Tech is a huge solution. What we do is that we focus on small ticket loans. In small ticket loans, it runs like a process, and that process should be good so that your NPAs are less, the legal notices are also automated, and you do not have to do much because for a small loan, it is not worth your while to go after the customer.


So it runs by process and numbers. You know that a certain percentage will go bad and that you will provide for but technology is very useful for monitoring the defaults happening anywhere else. Sometimes the DSAs (direct sales agents) can do fraud. Suppose you are a customer, you have not taken any loan and with your salary, you are eligible for say Rs 1 lakh loan. Some DSAs will promise to give Rs 5 lakh loans. You will say that because the income does not justify that, but you are greedy, and you may accept it. So they can get you five applications simultaneously. Now what will happen is after a month or two, all five of them will discover what happened to this customer, he is overburdened. But there are systems and processes to do, to take care of everything and the good thing about India is that the account aggregator, the digital technology is giving data access digitally at such low cost and if you use it effectively, it can be wonderful for everything, even for collection and serving the customer.

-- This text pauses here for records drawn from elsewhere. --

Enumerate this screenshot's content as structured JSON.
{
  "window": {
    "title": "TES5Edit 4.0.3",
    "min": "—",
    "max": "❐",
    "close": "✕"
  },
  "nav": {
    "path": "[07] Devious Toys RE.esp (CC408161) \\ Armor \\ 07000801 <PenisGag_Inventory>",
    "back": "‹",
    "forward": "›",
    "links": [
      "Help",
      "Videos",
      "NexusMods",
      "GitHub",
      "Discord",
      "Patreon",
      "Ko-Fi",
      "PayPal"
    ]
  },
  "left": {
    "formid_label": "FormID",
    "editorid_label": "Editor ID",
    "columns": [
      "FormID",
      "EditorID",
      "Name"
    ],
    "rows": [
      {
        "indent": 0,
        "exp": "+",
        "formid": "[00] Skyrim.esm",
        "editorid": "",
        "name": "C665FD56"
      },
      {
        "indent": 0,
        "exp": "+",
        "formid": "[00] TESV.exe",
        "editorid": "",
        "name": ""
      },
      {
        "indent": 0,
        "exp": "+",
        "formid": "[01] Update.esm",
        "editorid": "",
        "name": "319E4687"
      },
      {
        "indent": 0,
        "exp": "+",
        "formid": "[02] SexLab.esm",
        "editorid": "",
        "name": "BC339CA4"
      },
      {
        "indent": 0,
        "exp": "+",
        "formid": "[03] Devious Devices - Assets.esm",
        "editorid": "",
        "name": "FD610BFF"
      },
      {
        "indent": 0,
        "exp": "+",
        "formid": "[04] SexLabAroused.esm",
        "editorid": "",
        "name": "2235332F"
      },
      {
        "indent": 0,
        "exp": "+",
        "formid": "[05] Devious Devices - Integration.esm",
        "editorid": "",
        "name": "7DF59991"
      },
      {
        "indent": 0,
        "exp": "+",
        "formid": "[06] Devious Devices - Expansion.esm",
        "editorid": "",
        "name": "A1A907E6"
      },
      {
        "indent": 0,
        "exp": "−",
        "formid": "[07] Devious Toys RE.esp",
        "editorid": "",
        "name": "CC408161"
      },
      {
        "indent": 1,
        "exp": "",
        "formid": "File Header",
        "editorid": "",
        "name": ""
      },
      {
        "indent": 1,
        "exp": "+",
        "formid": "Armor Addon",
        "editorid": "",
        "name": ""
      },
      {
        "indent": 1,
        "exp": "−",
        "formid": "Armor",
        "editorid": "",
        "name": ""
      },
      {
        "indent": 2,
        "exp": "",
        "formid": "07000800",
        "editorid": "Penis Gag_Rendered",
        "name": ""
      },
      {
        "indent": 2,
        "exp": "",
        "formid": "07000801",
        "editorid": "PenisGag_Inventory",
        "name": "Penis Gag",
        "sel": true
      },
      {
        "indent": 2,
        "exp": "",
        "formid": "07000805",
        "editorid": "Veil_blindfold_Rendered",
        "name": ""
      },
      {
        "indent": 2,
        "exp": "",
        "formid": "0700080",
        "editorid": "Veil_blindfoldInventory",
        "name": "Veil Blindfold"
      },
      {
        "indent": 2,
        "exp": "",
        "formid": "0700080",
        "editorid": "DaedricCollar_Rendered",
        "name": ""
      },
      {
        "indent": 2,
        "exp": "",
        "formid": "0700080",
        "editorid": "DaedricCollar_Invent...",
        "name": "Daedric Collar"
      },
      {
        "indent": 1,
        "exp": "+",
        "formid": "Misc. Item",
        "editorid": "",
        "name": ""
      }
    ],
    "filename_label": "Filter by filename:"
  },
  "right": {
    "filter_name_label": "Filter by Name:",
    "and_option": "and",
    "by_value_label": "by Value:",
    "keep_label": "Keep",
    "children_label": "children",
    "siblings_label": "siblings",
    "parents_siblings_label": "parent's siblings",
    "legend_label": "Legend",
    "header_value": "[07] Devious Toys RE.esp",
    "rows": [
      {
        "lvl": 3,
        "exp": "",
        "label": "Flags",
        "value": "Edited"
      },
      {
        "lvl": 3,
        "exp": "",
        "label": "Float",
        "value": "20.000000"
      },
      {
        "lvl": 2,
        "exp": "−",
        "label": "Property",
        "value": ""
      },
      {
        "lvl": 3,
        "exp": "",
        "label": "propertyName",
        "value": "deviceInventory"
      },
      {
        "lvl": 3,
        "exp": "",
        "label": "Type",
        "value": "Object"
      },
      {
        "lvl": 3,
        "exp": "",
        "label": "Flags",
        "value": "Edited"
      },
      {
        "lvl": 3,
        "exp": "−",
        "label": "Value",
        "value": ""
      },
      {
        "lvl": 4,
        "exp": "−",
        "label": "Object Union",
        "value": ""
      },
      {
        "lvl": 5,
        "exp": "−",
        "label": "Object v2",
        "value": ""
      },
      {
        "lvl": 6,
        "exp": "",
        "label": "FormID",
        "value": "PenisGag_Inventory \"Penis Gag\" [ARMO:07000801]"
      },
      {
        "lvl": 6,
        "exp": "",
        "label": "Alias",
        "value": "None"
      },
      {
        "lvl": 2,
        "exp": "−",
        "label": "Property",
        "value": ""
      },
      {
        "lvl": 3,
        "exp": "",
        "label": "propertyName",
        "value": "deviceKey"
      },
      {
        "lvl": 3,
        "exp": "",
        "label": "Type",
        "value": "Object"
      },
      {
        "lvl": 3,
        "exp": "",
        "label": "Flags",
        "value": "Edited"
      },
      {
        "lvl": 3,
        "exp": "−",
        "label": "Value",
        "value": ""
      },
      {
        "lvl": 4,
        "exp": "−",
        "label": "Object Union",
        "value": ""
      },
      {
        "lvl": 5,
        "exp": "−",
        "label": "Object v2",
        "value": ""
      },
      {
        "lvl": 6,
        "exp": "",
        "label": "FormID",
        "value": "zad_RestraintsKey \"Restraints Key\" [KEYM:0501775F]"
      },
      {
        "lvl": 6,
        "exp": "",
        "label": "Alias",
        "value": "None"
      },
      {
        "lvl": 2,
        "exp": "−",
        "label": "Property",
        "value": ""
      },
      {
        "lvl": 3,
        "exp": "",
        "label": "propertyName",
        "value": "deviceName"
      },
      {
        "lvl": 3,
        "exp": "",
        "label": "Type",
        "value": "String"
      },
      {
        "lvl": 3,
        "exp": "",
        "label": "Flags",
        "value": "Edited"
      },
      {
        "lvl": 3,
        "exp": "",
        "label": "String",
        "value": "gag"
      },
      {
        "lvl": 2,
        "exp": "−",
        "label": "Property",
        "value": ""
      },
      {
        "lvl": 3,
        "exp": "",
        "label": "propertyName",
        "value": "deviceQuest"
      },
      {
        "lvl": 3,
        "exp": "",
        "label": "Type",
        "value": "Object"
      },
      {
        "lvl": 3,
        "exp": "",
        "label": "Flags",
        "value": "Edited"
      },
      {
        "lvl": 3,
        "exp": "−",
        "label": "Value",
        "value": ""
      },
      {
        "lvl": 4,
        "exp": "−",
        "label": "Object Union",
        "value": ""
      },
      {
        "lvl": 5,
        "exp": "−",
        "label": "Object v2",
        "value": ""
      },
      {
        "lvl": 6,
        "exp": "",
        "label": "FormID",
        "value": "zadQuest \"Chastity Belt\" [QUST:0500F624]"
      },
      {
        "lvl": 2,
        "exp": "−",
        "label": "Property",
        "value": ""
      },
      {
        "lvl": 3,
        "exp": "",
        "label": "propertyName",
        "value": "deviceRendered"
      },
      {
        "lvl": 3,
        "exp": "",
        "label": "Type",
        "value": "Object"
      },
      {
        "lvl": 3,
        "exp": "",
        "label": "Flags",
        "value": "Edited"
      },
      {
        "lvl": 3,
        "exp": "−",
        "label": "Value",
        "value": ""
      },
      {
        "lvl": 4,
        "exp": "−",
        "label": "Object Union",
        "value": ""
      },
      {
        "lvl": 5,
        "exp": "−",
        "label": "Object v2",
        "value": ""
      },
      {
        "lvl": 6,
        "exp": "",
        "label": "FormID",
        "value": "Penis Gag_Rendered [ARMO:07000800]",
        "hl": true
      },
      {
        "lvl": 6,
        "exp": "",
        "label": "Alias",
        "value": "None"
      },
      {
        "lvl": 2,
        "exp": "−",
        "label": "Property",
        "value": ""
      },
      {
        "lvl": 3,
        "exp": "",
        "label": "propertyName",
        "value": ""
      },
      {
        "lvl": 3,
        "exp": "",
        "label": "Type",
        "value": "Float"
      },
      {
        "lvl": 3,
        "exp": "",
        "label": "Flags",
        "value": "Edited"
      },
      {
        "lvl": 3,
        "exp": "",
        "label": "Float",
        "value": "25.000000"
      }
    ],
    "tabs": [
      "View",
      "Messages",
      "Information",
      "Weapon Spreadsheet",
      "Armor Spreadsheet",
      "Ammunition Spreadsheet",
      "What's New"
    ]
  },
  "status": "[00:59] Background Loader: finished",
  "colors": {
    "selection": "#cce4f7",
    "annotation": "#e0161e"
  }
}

Also, now the Sarfaesi law allows you to purchase a property much more easily than in many other countries. In India, the legal infrastructure is coming, we should not have the mindset of the past that the legal framework is weak, and we should use that.


How are the various segments of your current business – SME, gold loan, home loan doing? Traditionally retail loan demand surges between now and Holi. What are the initial inquiries data telling you about the demand front?

Demand is doing very well and has bounced back. What is happening is that credit collection, as well as demand, are improving from MSMEs. Even home loan demand has improved very well, but when the interest rate increases, home loans are affected as EMI is dependent on interest rates. If EMIs go up, people may defer home purchases. Right now, the income levels are going up, people are seeing salary increases, business is doing very well and so we are not seeing any impact on demand but we are watchful.


Are you confident of your earlier growth targets of 25%, one lakh crore in the next couple of years in your loan book? Are you confident of that or will you review it in the next few years because of the global slowdown impact on India?

At this point, we are very confident and optimistic that things are going the right way. But if something unforeseen happens, we have to review the way things stand today, the underpenetrated credit market, and the way we partner with banks and complement them is crucial. India is a huge economy; it is a $3 trillion economy. So when we are talking about say Rs. 1 lakh crore, it is maybe $12-13 billion which is not even a fraction of what the market is. So we are fairly confident.